[2007/03/08] Deconstructing Darwinese: Delighting in Ignorance
Deconstructing Darwinese: Delighting in Ignorance 03/08/2007 When is ignorance a good thing? When is confidence in one’s answers a bad thing? One science writer expressed his desire for mystery over explanation – as long as the mysterious allowed room for lucky breaks without design. Science writer Ben Shaberman got to share his views on the last page of the April 2007 issue of Sky and Telescope: “Knowledge can be enlightening, but so can mystery.” He first described his rapture at hearing Adam Reiss speak about dark energy and multiverses. Then he described those who disagree with the vision:
Those who profess creationism or “intelligent design” think they have the answer to why things in the universe work out so well. But for those seeking a scientific explanation, the anthropic principle offers another possibility. It suggests that we simply got lucky: there have been a zillion Big Bangs, and the one that created our universe just happened to work out. In other words, we hit the cosmic jackpot. The idea has both its supporters and critics, and it’s utterly fascinating.
Fascinating indeed. Imagine winning the universal lottery without spending any money on tickets. Ben went on to praise the glories of the unknown, the mysterious, the uncertain: “At a time when politicians and the media espouse so much certainty about virtually everything, it was refreshing to hear an intelligent and levelheaded guy acknowledge all the stuff that baffles us.”
Darwinese is more than just a language foreign to the majority of people who live by common sense and know an intelligent cause when they see it. No, Darwinese is a complete communication system that includes a set of protocols. One requirement is the secret handshake. This is the motion of sweeping away creationism with a wipe of the hand, and putting “intelligent design” in scare quotes. In evolutionary parlance, it is taboo to actually consider the arguments of these dimwits. The structure of Darwinese, as in 1984, actually inhibits formulating thoughts contrary to Darwinese protocol. Whatever celebrates Darwinian ideas is goodthink; whatever attributes validity to intelligent design is crimethink. The syntax and semantics force thoughts into naturalistic molds – except when Christian terms are borrowed temporarily to get around difficulties (e.g., 07/15/2005). A second requirement is to reinforce the false dichotomy between design/creationist views and “scientific explanation.” The word science must never be used in the same sentence with intelligent design. It is a word reserved strictly for Darwinian materialists, even when the context appeals to mystery, the unknown and the unknowable.
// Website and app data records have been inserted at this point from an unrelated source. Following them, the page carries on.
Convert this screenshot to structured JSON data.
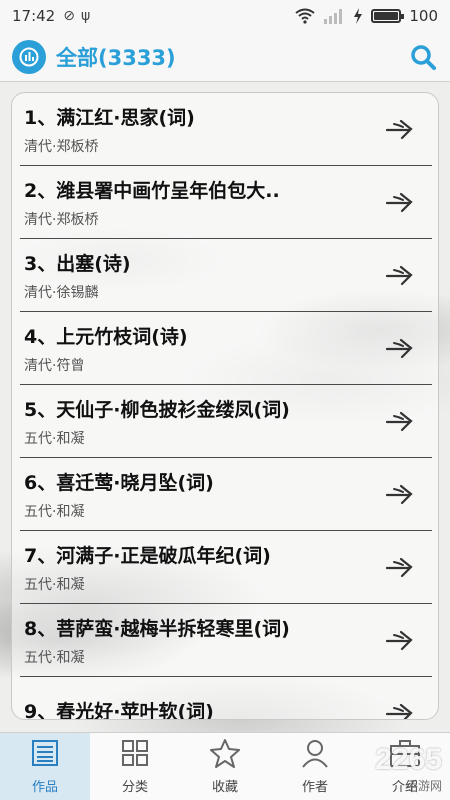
{
  "status_bar": {
    "time": "17:42",
    "battery_level": "100",
    "battery_fraction": 1.0
  },
  "header": {
    "title": "全部(3333)",
    "left_icon": "stats-icon",
    "right_icon": "search-icon"
  },
  "list": [
    {
      "poem": "1、满江红·思家(词)",
      "author": "清代·郑板桥"
    },
    {
      "poem": "2、潍县署中画竹呈年伯包大..",
      "author": "清代·郑板桥"
    },
    {
      "poem": "3、出塞(诗)",
      "author": "清代·徐锡麟"
    },
    {
      "poem": "4、上元竹枝词(诗)",
      "author": "清代·符曾"
    },
    {
      "poem": "5、天仙子·柳色披衫金缕凤(词)",
      "author": "五代·和凝"
    },
    {
      "poem": "6、喜迁莺·晓月坠(词)",
      "author": "五代·和凝"
    },
    {
      "poem": "7、河满子·正是破瓜年纪(词)",
      "author": "五代·和凝"
    },
    {
      "poem": "8、菩萨蛮·越梅半拆轻寒里(词)",
      "author": "五代·和凝"
    },
    {
      "poem": "9、春光好·苹叶软(词)",
      "author": ""
    }
  ],
  "nav": [
    {
      "label": "作品",
      "icon": "list-icon",
      "active": true
    },
    {
      "label": "分类",
      "icon": "grid-icon",
      "active": false
    },
    {
      "label": "收藏",
      "icon": "star-icon",
      "active": false
    },
    {
      "label": "作者",
      "icon": "person-icon",
      "active": false
    },
    {
      "label": "介绍",
      "icon": "briefcase-icon",
      "active": false
    }
  ],
  "watermark": {
    "text": "2265",
    "sub": "手游网"
  },
  "colors": {
    "accent": "#2a9fd8",
    "active_tab_bg": "#d7e8f3"
  }
}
Claiming to know the answer is design, and being able to prove it, spoils all the fun of remaining ignorant. He said, “That hour-long lunch helped me appreciate the beauty of the mysterious world we live in.” A third requirement in Darwinese is to pretend to be honestly curious and to demean certainty while actually maintaining a dogmatic position. To prove that Shaberman is an accomplished Darwinese speaker, ask him if evolutionary theory itself is up for debate. Imagine what would happen if an interlocutor were to argue that invocations to unknowable Big Bangs and multiverses constitutes a tacit appeal to the supernatural. The Darwinese protocol in such instances is to chant Evolution is science! Creation is religion! as long as necessary to get the interlocutor to leave. News reporters watching on the sidelines will promptly report that the Darwinese speaker achieved a great victory against ignorance and superstition. A feeling of awe and wonder at things too big to be understood does have its share of euphoria. Mystery can spur one on to seek an explanation. In that sense, it can be a good thing. But mystery is not an end in itself, lest it become a mystery religion. Shaberman just preached a little sermon for the Cult of Lady Luck, one of the denominations of Charlianity. Darwin would be pleased to know that his doctrine of contingency has been extrapolated all the way back into prior worlds of the imagination. This completes his systematic theology: ultimate origins, the present, and ultimate destiny. He is gratified that his completed system produces such warm feelings in the hearts of his disciples. Now that he controls the Ministry of Truth, having ruled all competing ideas out of bounds, he happily pays out his lottery winners in monopoly money. Whatever keeps his devotees hooked enraptured in the realms of eternal ignorance is not too high a price to pay.